In a recent tip, I showed how to use a free WebSphere/Web utility called WOW to create Web applications using iSeries data. Hundreds downloaded the utility, and I was quickly overrun with questions such as, "Can I access my JDE files?" "Would it be feasible to build an order-monitoring application?" Can I do this and can I do that?
It was great to get those questions because it shows the iSeries development environment is starting to get more into the Web development world.
To help answer those questions, I'll share my samples of what you can do with the WOW utility and also answer a few additional frequently asked Web development questions.
Tip A: What can I do with WOW entry?
As previously stated, WOW entry is a free Web development Rapid Application Development (RAD) tool that allows you to develop iSeries Web applications without having to write Java, HTML, Servlets and JSPs. The utility can be used to create any type of data centric Web application. Here are some real-world examples: http://www.planetjavainc.com/wow63/runApp?id=350&_pj_lib=WOWSAMP60
This application shows iSeries data with the following business functions:
- List of Open Orders
- List of Closed Orders
- Employee Phone List
- Customer List
- Current Products
You can do anything as long as your data is in a relational format. WOW does all the hard work for you. This application was created in 15 minutes.
Tip B: Ports
Security is at the top of everyone's mind. When accessing the iSeries with WebSphere and Java, the server must have certain ports open to allow JDBC/SQL and other forms of access. This table shows the most commonly used ports:
PC Function Server Name Port Non-SSL Port SSL
Server Mapper as-svrmap 449 449
Database Access as-database 8471 9471
Data Queues as-dtaq 8472 9472
Remote Command as-rmtcmd 8475 9475
Signon Verification as-signon 8476 9476
I use a freeware utility called Scan Port, which can scan a URL and check what ports are open.
To use it, download the utility and enter your system or Web site address into the System field, then enter a range of ports to scan. The Open radio button will show the ports open at that address specified. It works pretty slick.
Tip C: SQL searches that aren't case-sensitive
SQL/JDBC are the dominant ways to access your database files. Often users want to search for text without considering upper or lower case characters. The following SQL is an example of a Web search that is not case-sensitive:
SELECT * FROM QIWS.QCUSTCDT WHERE UPPER(city) = UPPER(CAST ( ? AS CHAR(6)))

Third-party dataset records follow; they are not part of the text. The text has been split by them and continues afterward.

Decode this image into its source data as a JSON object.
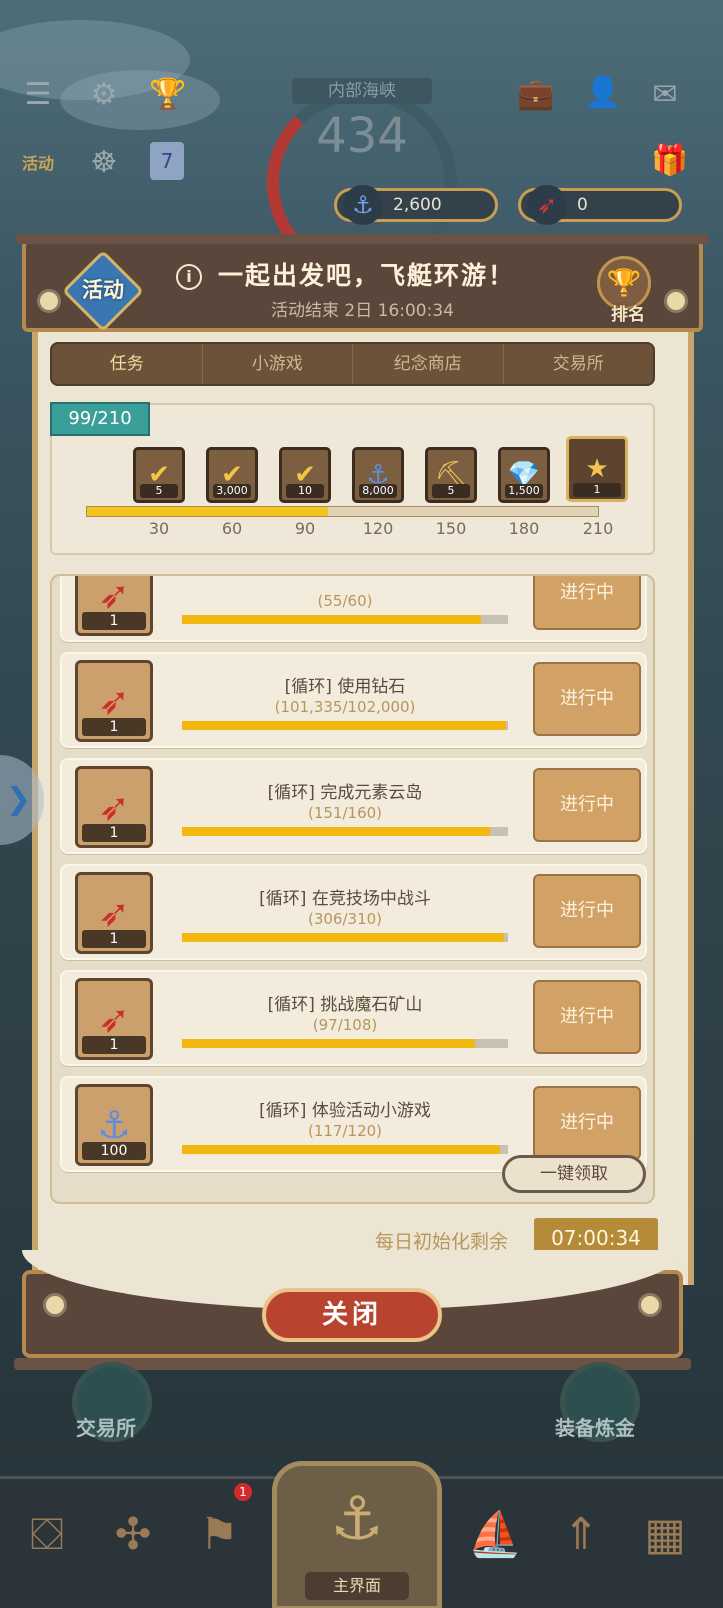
{
  "top": {
    "zone_label": "内部海峡",
    "zone_number": "434",
    "currency_anchor": "2,600",
    "currency_dart": "0",
    "activity_icon_label": "活动",
    "calendar_day": "7",
    "gift_label": "新手礼包"
  },
  "event": {
    "logo_text": "活动",
    "title": "一起出发吧，飞艇环游！",
    "subtitle": "活动结束 2日 16:00:34",
    "rank_label": "排名"
  },
  "tabs": [
    "任务",
    "小游戏",
    "纪念商店",
    "交易所"
  ],
  "progress": {
    "current": 99,
    "max": 210,
    "label": "99/210",
    "fraction": 0.471,
    "rewards": [
      {
        "icon": "check-ticket-icon",
        "glyph": "✔",
        "qty": "5"
      },
      {
        "icon": "check-ticket-icon",
        "glyph": "✔",
        "qty": "3,000"
      },
      {
        "icon": "check-ticket-icon",
        "glyph": "✔",
        "qty": "10"
      },
      {
        "icon": "anchor-icon",
        "glyph": "⚓",
        "qty": "8,000"
      },
      {
        "icon": "pickaxe-icon",
        "glyph": "⛏",
        "qty": "5"
      },
      {
        "icon": "diamond-icon",
        "glyph": "💎",
        "qty": "1,500"
      },
      {
        "icon": "star-chest-icon",
        "glyph": "★",
        "qty": "1"
      }
    ],
    "ticks": [
      "30",
      "60",
      "90",
      "120",
      "150",
      "180",
      "210"
    ]
  },
  "tasks": [
    {
      "name": "",
      "progress_text": "(55/60)",
      "fraction": 0.917,
      "reward_qty": "1",
      "reward_icon": "dart-icon",
      "button": "进行中"
    },
    {
      "name": "[循环] 使用钻石",
      "progress_text": "(101,335/102,000)",
      "fraction": 0.993,
      "reward_qty": "1",
      "reward_icon": "dart-icon",
      "button": "进行中"
    },
    {
      "name": "[循环] 完成元素云岛",
      "progress_text": "(151/160)",
      "fraction": 0.944,
      "reward_qty": "1",
      "reward_icon": "dart-icon",
      "button": "进行中"
    },
    {
      "name": "[循环] 在竞技场中战斗",
      "progress_text": "(306/310)",
      "fraction": 0.987,
      "reward_qty": "1",
      "reward_icon": "dart-icon",
      "button": "进行中"
    },
    {
      "name": "[循环] 挑战魔石矿山",
      "progress_text": "(97/108)",
      "fraction": 0.898,
      "reward_qty": "1",
      "reward_icon": "dart-icon",
      "button": "进行中"
    },
    {
      "name": "[循环] 体验活动小游戏",
      "progress_text": "(117/120)",
      "fraction": 0.975,
      "reward_qty": "100",
      "reward_icon": "anchor-icon",
      "button": "进行中"
    }
  ],
  "claim_all": "一键领取",
  "reset": {
    "label": "每日初始化剩余",
    "time": "07:00:34"
  },
  "close": "关闭",
  "bottom": {
    "exchange_label": "交易所",
    "alchemy_label": "装备炼金",
    "main_label": "主界面",
    "badge": "1"
  },
  "colors": {
    "progress_fill": "#f5c41b",
    "task_fill": "#f3b810",
    "accent_teal": "#3a9f98"
  }
}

The key items here are the use of the "UPPER" SQL clause, which forces both the field's value and the user's entered value to uppercase. The "CAST" clause is required by SQL to indicate the value entered will be a character field. The "?" is for the prepared statement and will be set after the user enters a search value for city.
You can try it out here: http://www.planetjavainc.com/wow63/runApp?lvid=1462&_pj_lib=wowsamp60
From the example, enter 'dallas' for the city, then click search. Next enter 'DALLAS' and not the behavior.
Tip D: Optional SQL searches
Building on the previous example, let's say you want show all customers if nothing is entered for the city. The following SQL is an example of a Web search that is optional:
SELECT cusnum, lstnam, city FROM QIWS.QCUSTCDT WHERE UPPER(city) = VALUE (UPPER(TRIM(CAST ( ? AS CHAR(6)))), UPPER(CITY))
The key items here are the use of the "VALUE" SQL clause, which takes the first non-null value and uses it in the selection criteria.
You can try it out here: http://www.planetjavainc.com/wow63/runApp?lvid=1463&_pj_lib=wowsamp60
From the example, enter nothing for the city, then click search. All records will be returned. Next enter 'DALLAS', and only customers in Dallas will be returned. For further details on using SQL Value, check out this previous tip: http://search400.techtarget.com/tip/1,289483,sid3_gci965490,00.html
There are tons of issues we face daily as Web developers. As a Web consultant for iSeries shops, I frequently get asked these. I hope this helps out at least a few of you. Carry on! :^)
About the author: Paul Holm is a former IBM-Rochester WebSphere, Java, and DB2 developer/consultant. He specializes in helping iSeries RPG shops develop Web-based applications. Paul can be reached at email@example.com.
This was first published in January 2005